** Data for this exercise follows **
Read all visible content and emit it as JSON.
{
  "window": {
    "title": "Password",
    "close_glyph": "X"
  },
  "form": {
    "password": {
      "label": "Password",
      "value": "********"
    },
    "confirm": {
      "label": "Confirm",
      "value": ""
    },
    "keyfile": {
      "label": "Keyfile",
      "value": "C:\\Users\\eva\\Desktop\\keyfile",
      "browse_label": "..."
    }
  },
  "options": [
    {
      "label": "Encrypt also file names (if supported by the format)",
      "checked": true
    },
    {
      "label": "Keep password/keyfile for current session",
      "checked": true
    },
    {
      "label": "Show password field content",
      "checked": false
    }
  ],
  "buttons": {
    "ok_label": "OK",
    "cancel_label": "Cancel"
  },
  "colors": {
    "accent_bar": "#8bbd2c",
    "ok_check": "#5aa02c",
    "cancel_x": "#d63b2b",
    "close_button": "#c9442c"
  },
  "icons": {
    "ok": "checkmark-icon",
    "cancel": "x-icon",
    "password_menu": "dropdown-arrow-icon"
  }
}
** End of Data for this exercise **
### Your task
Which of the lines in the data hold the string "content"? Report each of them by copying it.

### Task response
Read all visible content and emit it as JSON.
      "label": "Show password field content",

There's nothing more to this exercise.